Only *one* face will be seen if the cube is viewed centrally and
perpendicular to this face: not a very informative view if one wishes to obtain
an overall impression of the object (which in this case might be a square
prism). It is usual to arrange the viewpoint so that as many faces as possible
are visible, or equivalently the object is turned so that this is the case.

In the *clinographic projection* the cube is turned through an angle
() about a vertical axis, making both the front and right hand faces
visible. The cube is then projected on to a vertical plane by parallel straight
lines, which are inclined to the horizontal so that the top face is brought into
view (Fig. ia).

The *orthographic projection* is also a parallel one, but here the
projection lines meet the (vertical) plane at right angles.
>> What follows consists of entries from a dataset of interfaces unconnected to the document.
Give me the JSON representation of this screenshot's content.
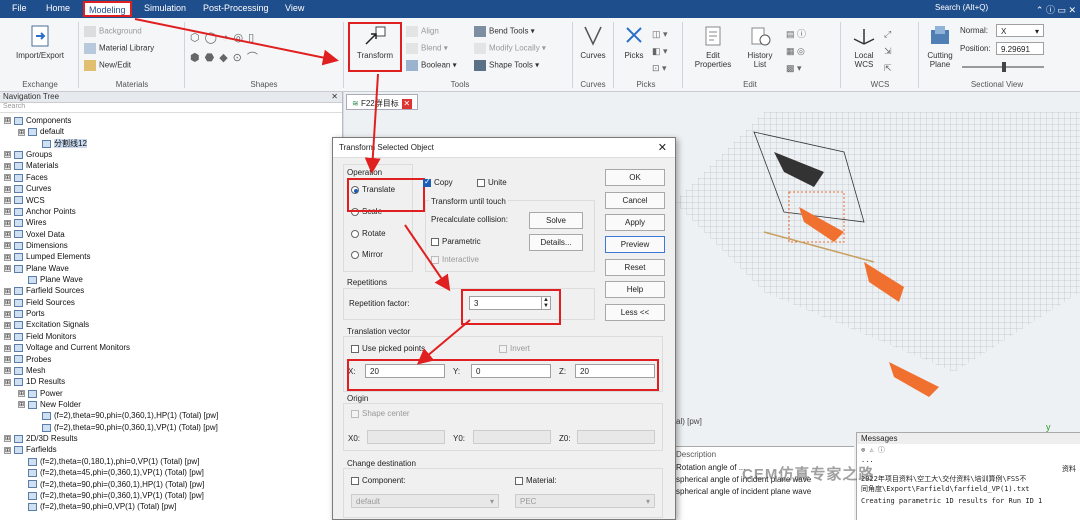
{
  "menu": [
    "File",
    "Home",
    "Modeling",
    "Simulation",
    "Post-Processing",
    "View"
  ],
  "search_placeholder": "Search (Alt+Q)",
  "ribbon": {
    "exchange": {
      "btn": "Import/Export",
      "group": "Exchange"
    },
    "materials": {
      "background": "Background",
      "library": "Material Library",
      "newedit": "New/Edit",
      "group": "Materials"
    },
    "shapes_group": "Shapes",
    "tools": {
      "transform": "Transform",
      "align": "Align",
      "blend": "Blend",
      "boolean": "Boolean",
      "bend": "Bend Tools",
      "modify": "Modify Locally",
      "shape": "Shape Tools",
      "group": "Tools"
    },
    "curves": {
      "btn": "Curves",
      "group": "Curves"
    },
    "picks": {
      "btn": "Picks",
      "group": "Picks"
    },
    "edit": {
      "props": "Edit\nProperties",
      "history": "History\nList",
      "group": "Edit"
    },
    "wcs": {
      "btn": "Local\nWCS",
      "group": "WCS"
    },
    "sectional": {
      "cutting": "Cutting\nPlane",
      "normal_label": "Normal:",
      "normal_value": "X",
      "position_label": "Position:",
      "position_value": "9.29691",
      "group": "Sectional View"
    }
  },
  "nav": {
    "title": "Navigation Tree",
    "search": "Search",
    "items": [
      "Components",
      "default",
      "分割线12",
      "Groups",
      "Materials",
      "Faces",
      "Curves",
      "WCS",
      "Anchor Points",
      "Wires",
      "Voxel Data",
      "Dimensions",
      "Lumped Elements",
      "Plane Wave",
      "Plane Wave",
      "Farfield Sources",
      "Field Sources",
      "Ports",
      "Excitation Signals",
      "Field Monitors",
      "Voltage and Current Monitors",
      "Probes",
      "Mesh",
      "1D Results",
      "Power",
      "New Folder",
      "(f=2),theta=90,phi=(0,360,1),HP(1) (Total) [pw]",
      "(f=2),theta=90,phi=(0,360,1),VP(1) (Total) [pw]",
      "2D/3D Results",
      "Farfields",
      "(f=2),theta=(0,180,1),phi=0,VP(1) (Total) [pw]",
      "(f=2),theta=45,phi=(0,360,1),VP(1) (Total) [pw]",
      "(f=2),theta=90,phi=(0,360,1),HP(1) (Total) [pw]",
      "(f=2),theta=90,phi=(0,360,1),VP(1) (Total) [pw]",
      "(f=2),theta=90,phi=0,VP(1) (Total) [pw]"
    ]
  },
  "viewport_tab": "F22群目标",
  "dialog": {
    "title": "Transform Selected Object",
    "operation": "Operation",
    "translate": "Translate",
    "scale": "Scale",
    "rotate": "Rotate",
    "mirror": "Mirror",
    "copy": "Copy",
    "unite": "Unite",
    "until_touch": "Transform until touch",
    "precalc": "Precalculate collision:",
    "solve": "Solve",
    "parametric": "Parametric",
    "details": "Details...",
    "interactive": "Interactive",
    "repetitions": "Repetitions",
    "rep_factor": "Repetition factor:",
    "rep_value": "3",
    "translation": "Translation vector",
    "use_picked": "Use picked points",
    "invert": "Invert",
    "x_label": "X:",
    "x_value": "20",
    "y_label": "Y:",
    "y_value": "0",
    "z_label": "Z:",
    "z_value": "20",
    "origin": "Origin",
    "shape_center": "Shape center",
    "x0": "X0:",
    "y0": "Y0:",
    "z0": "Z0:",
    "change_dest": "Change destination",
    "component": "Component:",
    "material": "Material:",
    "comp_value": "default",
    "mat_value": "PEC",
    "ok": "OK",
    "cancel": "Cancel",
    "apply": "Apply",
    "preview": "Preview",
    "reset": "Reset",
    "help": "Help",
    "less": "Less <<"
  },
  "params_panel": {
    "header": "Description",
    "rows": [
      "Rotation angle of ...",
      "spherical angle of incident plane wave",
      "spherical angle of incident plane wave"
    ],
    "left_stub": "al) [pw]"
  },
  "messages": {
    "title": "Messages",
    "lines": [
      "...",
      "资料",
      "2022年项目资料\\空工大\\交付资料\\培训算例\\FSS不",
      "同角度\\Export\\Farfield\\farfield_VP(1).txt",
      "Creating parametric 1D results for Run ID 1"
    ]
  },
  "watermark": "CEM仿真专家之路"
}
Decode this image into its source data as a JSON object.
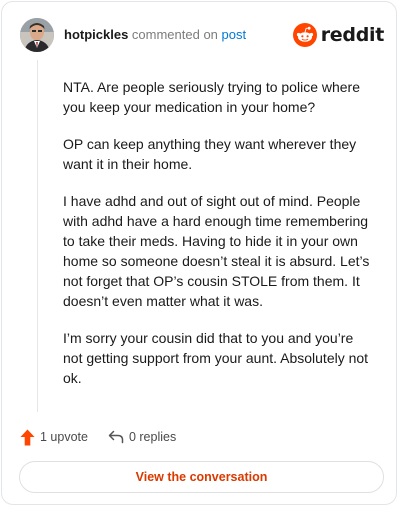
{
  "header": {
    "username": "hotpickles",
    "action_text": "commented on",
    "post_link": "post",
    "brand": "reddit"
  },
  "comment": {
    "paragraphs": [
      "NTA. Are people seriously trying to police where you keep your medication in your home?",
      "OP can keep anything they want wherever they want it in their home.",
      "I have adhd and out of sight out of mind. People with adhd have a hard enough time remembering to take their meds. Having to hide it in your own home so someone doesn’t steal it is absurd. Let’s not forget that OP’s cousin STOLE from them. It doesn’t even matter what it was.",
      "I’m sorry your cousin did that to you and you’re not getting support from your aunt. Absolutely not ok."
    ]
  },
  "actions": {
    "upvote_label": "1 upvote",
    "replies_label": "0 replies"
  },
  "footer": {
    "view_label": "View the conversation"
  },
  "colors": {
    "brand_orange": "#ff4500",
    "link_blue": "#0079d3",
    "button_text": "#d93a00"
  },
  "icons": {
    "upvote": "upvote-arrow-icon",
    "reply": "reply-arrow-icon",
    "brand": "reddit-snoo-icon"
  }
}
The cube is tilted
forwards through an angle before projection to show the top face (Fig.
ib). If the angle of tilt equals the angle that the projection lines
make with the horizontal in the clinographic projection, then these clinographic
and orthographic views are closely similar, (Fig. ii), but differ as follows.
The vertical dimensions in the clinographic projection are magnified by the
factor sec compared with the orthographic: or in other words, the height
*h* of the crystal will be preserved in the clinographic projection,
whereas in this orthographic projection it will appear as *h* cos .

In the standard setting of the crystal, is usually chosen to be 928 so that its tangent is , for ease of drawing. sec is then ()/6 = 1.0138, and cos = 0.9864. The fact that these figures are very close to unity shows that these two views will be nearly the same. (In early books on mineralogy, tan was taken to be .) The angle about the vertical is usually chosen to be 1826 so that tan = . An orthographic projection which is closely similar to this clinographic standard is one projected along the direction which (in the cubic crystal system) has zone-axis symbol [621] (and appearing in the diagrams as 6.0 2.0 1.0: these are the components, referred to the cube, of a vector in this direction).
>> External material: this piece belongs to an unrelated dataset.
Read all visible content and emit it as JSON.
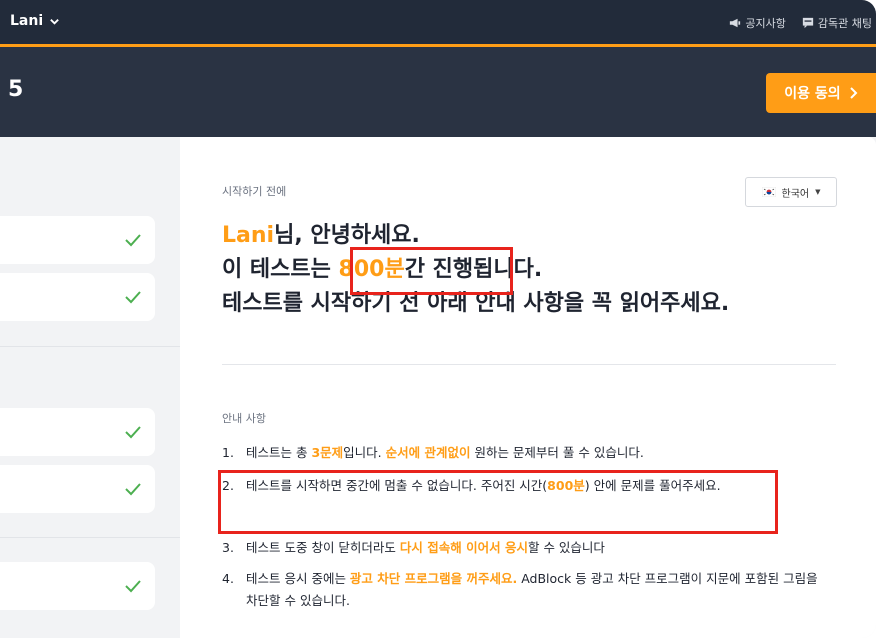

Clinographic and orthographic projections are used widely in crystallography
because parallel lines in the crystal project to parallel lines in the
projections, and thus zonal relationships are preserved visually. The eye
however sees things differently. A *perspective* view is a conical
projection, with the apex of the cone at the eye. The picture plane is placed
between the observer and the object: and parallel lines in space project to
lines which converge to vanishing points on the picture plane.^{1} The size
of the picture will be determined not only by the size of the object but also by
the relative distances of eye to picture plane and eye to object. Rear faces of
the crystal will appear smaller than front faces because they are further away.
In Fig. iic the viewpoint has coordinates (36, 12, 6) on an arbitrary scale,
that is, the components are in the ratio 6:2:1, and so one is looking along the
same direction as the [621] orthographic view. Perspective projections with
slightly differing viewpoints, corresponding to the left and the right eye, may
be used to construct stereoscopic pairs.
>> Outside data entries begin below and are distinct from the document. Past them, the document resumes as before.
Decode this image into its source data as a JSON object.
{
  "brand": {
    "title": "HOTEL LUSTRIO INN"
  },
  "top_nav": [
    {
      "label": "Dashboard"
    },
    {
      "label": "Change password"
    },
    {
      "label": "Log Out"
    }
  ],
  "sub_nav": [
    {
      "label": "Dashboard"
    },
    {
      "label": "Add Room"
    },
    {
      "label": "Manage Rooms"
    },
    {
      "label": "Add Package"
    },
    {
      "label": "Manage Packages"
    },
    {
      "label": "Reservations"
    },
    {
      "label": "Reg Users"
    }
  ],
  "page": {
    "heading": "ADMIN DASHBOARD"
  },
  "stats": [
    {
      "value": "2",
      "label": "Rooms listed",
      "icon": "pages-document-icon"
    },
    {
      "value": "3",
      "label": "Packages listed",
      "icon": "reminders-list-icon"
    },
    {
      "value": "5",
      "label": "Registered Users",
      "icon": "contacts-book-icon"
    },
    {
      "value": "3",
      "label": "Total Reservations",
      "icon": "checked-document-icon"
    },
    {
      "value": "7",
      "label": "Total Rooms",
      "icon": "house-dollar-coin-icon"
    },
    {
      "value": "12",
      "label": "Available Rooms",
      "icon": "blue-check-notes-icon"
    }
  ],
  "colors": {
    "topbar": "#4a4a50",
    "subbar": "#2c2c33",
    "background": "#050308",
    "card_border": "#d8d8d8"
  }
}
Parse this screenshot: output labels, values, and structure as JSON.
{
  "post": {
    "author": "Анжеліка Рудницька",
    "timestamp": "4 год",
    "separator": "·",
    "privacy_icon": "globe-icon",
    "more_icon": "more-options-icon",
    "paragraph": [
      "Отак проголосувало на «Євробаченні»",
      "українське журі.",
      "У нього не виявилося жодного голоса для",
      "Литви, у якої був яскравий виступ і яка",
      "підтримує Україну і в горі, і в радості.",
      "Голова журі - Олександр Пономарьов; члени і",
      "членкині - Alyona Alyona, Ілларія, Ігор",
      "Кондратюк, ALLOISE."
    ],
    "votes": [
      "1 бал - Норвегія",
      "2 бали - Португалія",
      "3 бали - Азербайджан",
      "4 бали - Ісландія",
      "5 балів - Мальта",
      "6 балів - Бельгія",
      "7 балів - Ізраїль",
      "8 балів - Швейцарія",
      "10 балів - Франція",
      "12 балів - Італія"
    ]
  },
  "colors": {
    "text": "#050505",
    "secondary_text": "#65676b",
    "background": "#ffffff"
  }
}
**Copyright © 1984, 1998 International Union of
Crystallography**